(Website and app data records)
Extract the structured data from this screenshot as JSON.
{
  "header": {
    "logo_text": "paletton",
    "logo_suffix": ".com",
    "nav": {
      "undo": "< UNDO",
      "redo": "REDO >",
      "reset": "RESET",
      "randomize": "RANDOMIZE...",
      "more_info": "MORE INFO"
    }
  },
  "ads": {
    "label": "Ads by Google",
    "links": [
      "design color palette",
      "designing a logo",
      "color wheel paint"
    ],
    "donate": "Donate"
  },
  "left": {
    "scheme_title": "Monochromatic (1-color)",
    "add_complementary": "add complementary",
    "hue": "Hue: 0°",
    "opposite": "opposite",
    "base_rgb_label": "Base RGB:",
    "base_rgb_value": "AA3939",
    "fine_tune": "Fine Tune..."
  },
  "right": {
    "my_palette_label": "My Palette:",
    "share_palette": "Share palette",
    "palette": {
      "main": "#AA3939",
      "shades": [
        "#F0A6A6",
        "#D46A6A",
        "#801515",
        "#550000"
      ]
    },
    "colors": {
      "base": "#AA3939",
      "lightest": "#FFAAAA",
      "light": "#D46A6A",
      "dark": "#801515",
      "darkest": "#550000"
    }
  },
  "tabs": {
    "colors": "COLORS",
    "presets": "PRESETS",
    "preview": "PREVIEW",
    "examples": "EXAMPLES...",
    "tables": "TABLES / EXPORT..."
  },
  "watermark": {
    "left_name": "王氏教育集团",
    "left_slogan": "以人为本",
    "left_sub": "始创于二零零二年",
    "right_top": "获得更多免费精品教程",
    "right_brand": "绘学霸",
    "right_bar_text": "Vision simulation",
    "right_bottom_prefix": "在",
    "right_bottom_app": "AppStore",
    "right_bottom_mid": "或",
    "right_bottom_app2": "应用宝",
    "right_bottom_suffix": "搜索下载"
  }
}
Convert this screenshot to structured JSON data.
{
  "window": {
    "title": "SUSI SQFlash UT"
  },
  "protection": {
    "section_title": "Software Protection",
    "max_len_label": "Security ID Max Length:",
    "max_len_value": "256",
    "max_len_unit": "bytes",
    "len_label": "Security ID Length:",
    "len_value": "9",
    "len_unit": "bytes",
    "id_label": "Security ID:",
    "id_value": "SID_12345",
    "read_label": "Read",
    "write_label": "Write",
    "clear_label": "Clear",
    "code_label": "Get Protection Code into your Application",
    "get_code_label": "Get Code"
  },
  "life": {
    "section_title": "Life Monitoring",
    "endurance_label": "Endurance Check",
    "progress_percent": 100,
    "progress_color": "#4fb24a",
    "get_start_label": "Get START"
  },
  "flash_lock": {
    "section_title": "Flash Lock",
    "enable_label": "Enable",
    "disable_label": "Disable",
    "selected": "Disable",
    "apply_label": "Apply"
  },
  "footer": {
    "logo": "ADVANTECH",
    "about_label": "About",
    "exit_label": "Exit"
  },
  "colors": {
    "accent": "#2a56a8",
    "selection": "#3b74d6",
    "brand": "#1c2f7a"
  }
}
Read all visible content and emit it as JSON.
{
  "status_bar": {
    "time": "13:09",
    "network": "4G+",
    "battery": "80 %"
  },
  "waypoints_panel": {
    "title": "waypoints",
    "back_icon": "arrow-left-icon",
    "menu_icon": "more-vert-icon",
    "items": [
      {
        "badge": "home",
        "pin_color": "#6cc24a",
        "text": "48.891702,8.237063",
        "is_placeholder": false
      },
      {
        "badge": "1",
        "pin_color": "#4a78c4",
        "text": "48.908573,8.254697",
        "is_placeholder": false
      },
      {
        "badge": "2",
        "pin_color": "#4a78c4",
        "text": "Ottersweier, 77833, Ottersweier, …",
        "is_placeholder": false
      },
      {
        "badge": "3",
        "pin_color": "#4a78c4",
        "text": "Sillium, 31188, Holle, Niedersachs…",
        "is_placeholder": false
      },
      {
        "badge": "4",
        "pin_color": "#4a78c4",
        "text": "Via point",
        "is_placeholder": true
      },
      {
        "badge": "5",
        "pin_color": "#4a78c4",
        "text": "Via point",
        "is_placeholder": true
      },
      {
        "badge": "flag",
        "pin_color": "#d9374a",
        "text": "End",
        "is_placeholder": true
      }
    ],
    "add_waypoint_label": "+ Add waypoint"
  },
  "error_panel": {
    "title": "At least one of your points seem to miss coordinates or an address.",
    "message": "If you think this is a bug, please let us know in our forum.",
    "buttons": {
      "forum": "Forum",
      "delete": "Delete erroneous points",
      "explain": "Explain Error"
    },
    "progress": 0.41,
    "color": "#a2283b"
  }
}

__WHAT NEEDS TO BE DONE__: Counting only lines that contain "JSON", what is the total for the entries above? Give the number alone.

__RESULT OF THIS EXERCISE__: 3